|International Classification||H01H77/10, H01H1/22, H01H71/50|
|Cooperative Classification||H01H1/226, H01H71/504, H01H77/104|
|European Classification||H01H77/10C2, H01H71/50D|
|Nov 20, 1997||AS||Assignment|
Owner name: EATON CORPORATION, OHIO
Free format text: ASSIGNMENT OF ASSIGNORS INTEREST;ASSIGNOR:EBERTS, WILLIAM GEORGE;REEL/FRAME:008826/0616
Effective date: 19971117
|Sep 24, 2002||FPAY||Fee payment|
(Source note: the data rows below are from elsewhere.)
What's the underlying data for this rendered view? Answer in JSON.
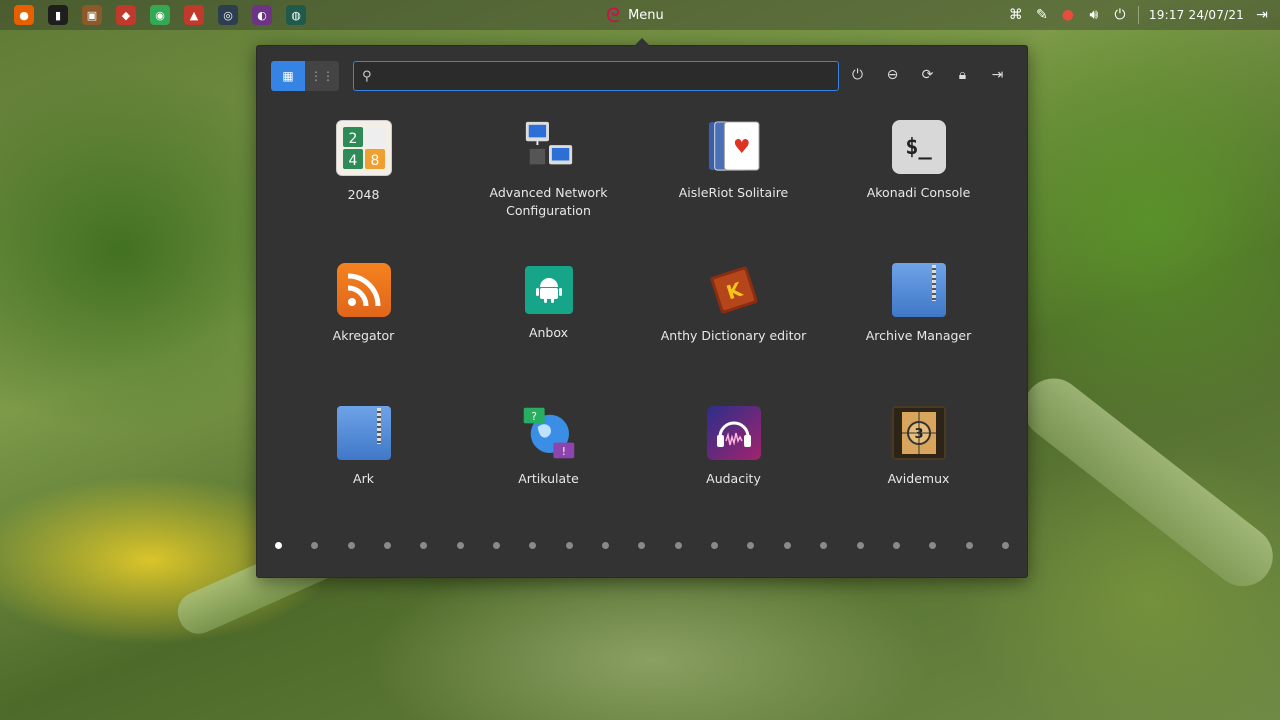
{
  "panel": {
    "launchers": [
      {
        "name": "firefox-launcher-icon",
        "color": "#e66000",
        "glyph": "●"
      },
      {
        "name": "terminal-launcher-icon",
        "color": "#1e1e1e",
        "glyph": "▮"
      },
      {
        "name": "media-launcher-icon",
        "color": "#8a5a2a",
        "glyph": "▣"
      },
      {
        "name": "store-launcher-icon",
        "color": "#c0392b",
        "glyph": "◆"
      },
      {
        "name": "chrome-launcher-icon",
        "color": "#34a853",
        "glyph": "◉"
      },
      {
        "name": "home-launcher-icon",
        "color": "#c0392b",
        "glyph": "▲"
      },
      {
        "name": "camera-launcher-icon",
        "color": "#2c3e50",
        "glyph": "◎"
      },
      {
        "name": "headphones-launcher-icon",
        "color": "#6c3483",
        "glyph": "◐"
      },
      {
        "name": "disk-launcher-icon",
        "color": "#1f5a4a",
        "glyph": "◍"
      }
    ],
    "menu_label": "Menu",
    "clock": "19:17 24/07/21"
  },
  "popup": {
    "search_placeholder": "",
    "apps": [
      {
        "name": "2048",
        "label": "2048"
      },
      {
        "name": "advanced-network-configuration",
        "label": "Advanced Network Configuration"
      },
      {
        "name": "aisleriot-solitaire",
        "label": "AisleRiot Solitaire"
      },
      {
        "name": "akonadi-console",
        "label": "Akonadi Console"
      },
      {
        "name": "akregator",
        "label": "Akregator"
      },
      {
        "name": "anbox",
        "label": "Anbox"
      },
      {
        "name": "anthy-dictionary-editor",
        "label": "Anthy Dictionary editor"
      },
      {
        "name": "archive-manager",
        "label": "Archive Manager"
      },
      {
        "name": "ark",
        "label": "Ark"
      },
      {
        "name": "artikulate",
        "label": "Artikulate"
      },
      {
        "name": "audacity",
        "label": "Audacity"
      },
      {
        "name": "avidemux",
        "label": "Avidemux"
      }
    ],
    "page_count": 21,
    "current_page": 1
  }
}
Year of fee payment: 4
|Nov 16, 2006||FPAY||Fee payment|
Year of fee payment: 8
|Jan 17, 2011||REMI||Maintenance fee reminder mailed|
|Jun 15, 2011||LAPS||Lapse for failure to pay maintenance fees|
|Aug 2, 2011||FP||Expired due to failure to pay maintenance fee|
Effective date: 20110615